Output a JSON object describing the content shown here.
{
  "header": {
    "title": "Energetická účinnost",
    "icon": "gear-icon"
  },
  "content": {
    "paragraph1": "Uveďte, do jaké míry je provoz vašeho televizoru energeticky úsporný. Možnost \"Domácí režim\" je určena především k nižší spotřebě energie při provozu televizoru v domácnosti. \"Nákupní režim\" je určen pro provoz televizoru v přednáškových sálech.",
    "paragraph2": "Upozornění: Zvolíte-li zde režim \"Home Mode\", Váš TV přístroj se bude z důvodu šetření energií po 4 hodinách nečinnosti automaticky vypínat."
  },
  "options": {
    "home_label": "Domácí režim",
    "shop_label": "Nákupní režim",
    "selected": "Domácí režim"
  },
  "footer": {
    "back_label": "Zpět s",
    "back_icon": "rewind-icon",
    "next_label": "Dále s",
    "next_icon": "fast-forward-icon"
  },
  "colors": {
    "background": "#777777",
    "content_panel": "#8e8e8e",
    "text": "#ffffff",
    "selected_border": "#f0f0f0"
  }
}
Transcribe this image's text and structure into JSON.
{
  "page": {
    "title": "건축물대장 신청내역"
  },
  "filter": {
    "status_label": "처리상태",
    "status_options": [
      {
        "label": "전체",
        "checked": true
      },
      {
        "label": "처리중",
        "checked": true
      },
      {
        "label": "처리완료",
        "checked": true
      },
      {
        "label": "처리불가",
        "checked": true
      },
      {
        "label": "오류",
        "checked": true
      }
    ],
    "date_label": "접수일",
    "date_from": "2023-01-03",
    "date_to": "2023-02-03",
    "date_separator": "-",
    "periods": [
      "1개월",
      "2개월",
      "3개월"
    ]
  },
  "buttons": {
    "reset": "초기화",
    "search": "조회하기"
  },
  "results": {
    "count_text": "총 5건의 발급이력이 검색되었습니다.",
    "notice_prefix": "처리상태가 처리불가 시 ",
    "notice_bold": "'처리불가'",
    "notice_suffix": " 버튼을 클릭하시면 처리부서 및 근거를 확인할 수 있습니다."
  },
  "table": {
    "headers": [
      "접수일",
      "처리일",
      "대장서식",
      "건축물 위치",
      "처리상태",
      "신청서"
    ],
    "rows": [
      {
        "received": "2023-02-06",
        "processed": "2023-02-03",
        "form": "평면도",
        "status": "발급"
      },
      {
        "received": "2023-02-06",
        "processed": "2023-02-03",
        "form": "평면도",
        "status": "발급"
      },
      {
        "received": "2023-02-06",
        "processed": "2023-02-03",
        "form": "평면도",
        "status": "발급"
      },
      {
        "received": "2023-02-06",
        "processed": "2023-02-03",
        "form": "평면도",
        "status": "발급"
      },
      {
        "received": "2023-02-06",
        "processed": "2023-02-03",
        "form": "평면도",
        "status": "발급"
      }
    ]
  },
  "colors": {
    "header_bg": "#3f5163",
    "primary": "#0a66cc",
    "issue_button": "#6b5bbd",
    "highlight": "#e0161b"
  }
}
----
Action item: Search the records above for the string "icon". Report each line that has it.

Written solution:
    "icon": "gear-icon"
    "back_icon": "rewind-icon",
    "next_icon": "fast-forward-icon"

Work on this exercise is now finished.